▸ EXTRACTED ENTRIES:
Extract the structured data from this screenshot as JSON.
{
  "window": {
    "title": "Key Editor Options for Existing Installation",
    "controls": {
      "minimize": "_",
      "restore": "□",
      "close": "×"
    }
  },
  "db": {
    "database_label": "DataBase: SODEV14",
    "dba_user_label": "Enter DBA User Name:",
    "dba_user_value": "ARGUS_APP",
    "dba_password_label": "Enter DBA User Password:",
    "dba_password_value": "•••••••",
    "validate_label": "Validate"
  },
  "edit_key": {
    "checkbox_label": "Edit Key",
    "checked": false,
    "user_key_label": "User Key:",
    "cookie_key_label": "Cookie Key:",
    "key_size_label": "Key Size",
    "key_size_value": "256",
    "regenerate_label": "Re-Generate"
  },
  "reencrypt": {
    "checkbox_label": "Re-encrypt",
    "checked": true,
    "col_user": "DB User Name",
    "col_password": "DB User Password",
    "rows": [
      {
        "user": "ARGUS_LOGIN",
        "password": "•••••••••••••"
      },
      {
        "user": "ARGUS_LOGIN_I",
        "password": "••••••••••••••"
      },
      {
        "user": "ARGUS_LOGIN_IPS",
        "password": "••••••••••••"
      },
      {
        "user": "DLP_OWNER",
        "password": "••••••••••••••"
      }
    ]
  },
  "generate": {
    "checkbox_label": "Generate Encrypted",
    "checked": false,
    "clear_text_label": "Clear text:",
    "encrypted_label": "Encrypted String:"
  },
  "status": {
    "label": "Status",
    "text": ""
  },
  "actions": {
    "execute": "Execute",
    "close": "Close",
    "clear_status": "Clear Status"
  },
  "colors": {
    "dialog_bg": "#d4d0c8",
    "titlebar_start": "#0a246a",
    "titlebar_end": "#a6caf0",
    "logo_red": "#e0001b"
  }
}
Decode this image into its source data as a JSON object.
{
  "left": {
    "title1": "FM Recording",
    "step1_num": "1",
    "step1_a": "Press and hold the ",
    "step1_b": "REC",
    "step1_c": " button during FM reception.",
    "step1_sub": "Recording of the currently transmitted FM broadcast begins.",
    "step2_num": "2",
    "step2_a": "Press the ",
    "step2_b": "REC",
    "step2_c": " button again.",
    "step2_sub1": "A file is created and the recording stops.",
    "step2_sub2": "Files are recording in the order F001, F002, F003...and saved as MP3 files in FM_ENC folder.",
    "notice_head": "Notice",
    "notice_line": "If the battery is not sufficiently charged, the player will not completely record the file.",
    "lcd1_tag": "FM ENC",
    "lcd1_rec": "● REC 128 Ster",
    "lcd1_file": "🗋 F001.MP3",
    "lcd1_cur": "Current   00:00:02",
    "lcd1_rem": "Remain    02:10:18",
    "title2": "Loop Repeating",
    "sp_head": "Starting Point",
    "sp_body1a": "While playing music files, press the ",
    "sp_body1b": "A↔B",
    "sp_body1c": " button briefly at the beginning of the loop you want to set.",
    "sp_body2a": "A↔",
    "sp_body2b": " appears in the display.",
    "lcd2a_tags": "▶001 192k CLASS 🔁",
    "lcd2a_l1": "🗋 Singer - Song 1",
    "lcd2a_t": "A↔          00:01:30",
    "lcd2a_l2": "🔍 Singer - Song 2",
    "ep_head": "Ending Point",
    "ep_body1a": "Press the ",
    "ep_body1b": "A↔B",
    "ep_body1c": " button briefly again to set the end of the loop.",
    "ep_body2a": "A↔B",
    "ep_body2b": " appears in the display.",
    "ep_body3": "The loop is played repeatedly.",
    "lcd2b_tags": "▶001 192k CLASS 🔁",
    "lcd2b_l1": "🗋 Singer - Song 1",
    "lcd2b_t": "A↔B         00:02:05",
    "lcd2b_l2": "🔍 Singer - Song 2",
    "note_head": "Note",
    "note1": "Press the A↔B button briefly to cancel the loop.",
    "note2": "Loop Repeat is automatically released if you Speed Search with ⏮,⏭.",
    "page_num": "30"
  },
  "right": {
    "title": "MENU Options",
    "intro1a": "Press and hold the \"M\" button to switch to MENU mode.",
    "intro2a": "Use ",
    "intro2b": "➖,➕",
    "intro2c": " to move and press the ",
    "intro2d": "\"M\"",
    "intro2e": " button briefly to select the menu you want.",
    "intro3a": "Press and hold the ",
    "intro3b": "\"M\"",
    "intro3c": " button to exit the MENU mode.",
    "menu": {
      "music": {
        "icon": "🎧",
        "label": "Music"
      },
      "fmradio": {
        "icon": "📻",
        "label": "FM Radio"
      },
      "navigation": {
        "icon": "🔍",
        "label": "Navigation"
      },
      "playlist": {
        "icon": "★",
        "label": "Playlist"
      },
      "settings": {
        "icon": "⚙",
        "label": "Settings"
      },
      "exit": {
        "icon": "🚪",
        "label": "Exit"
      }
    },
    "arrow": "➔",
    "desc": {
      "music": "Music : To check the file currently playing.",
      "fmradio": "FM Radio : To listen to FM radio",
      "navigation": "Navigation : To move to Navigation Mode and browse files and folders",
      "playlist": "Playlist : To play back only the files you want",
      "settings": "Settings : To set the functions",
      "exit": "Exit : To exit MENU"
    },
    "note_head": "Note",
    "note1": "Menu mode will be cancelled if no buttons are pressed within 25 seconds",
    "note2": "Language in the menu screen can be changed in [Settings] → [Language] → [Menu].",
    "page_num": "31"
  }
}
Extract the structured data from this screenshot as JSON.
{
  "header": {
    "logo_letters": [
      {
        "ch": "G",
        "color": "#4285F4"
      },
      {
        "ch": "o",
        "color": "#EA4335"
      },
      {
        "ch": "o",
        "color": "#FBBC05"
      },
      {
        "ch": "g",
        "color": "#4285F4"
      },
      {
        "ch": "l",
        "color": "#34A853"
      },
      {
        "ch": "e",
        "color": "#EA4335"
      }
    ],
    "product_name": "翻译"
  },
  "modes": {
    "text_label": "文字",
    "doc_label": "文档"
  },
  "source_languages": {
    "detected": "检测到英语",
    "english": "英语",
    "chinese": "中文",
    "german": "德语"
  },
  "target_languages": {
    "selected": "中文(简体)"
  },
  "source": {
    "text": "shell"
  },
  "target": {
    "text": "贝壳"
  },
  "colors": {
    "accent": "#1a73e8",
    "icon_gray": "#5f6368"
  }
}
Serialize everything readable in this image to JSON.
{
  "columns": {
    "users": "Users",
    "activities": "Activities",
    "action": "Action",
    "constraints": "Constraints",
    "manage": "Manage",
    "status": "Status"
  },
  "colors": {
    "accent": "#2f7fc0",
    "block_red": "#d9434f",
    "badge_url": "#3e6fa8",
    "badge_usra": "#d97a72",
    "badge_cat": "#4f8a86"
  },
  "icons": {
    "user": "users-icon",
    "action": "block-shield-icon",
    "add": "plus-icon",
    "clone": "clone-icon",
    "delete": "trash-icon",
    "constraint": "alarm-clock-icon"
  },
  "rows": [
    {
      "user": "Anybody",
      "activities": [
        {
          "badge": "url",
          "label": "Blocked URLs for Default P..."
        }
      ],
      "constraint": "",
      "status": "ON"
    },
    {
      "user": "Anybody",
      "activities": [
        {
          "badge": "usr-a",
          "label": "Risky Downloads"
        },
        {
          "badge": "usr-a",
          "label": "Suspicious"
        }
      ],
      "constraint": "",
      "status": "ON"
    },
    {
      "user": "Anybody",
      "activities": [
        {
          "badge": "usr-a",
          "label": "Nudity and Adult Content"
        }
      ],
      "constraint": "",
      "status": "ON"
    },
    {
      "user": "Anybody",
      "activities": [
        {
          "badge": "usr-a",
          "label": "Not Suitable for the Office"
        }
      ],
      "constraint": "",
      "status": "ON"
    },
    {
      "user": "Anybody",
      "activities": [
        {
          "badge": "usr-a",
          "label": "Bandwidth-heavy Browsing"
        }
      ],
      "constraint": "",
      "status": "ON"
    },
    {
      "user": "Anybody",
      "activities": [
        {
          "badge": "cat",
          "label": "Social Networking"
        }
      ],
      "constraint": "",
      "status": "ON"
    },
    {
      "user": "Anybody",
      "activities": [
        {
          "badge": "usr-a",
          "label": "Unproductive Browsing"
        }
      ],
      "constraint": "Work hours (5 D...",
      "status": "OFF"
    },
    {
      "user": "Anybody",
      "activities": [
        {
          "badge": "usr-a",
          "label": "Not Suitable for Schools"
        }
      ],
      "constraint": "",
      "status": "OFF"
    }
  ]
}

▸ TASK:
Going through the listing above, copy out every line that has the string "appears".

▸ YOUR SOLUTION:
    "sp_body2b": " appears in the display.",
    "ep_body2b": " appears in the display.",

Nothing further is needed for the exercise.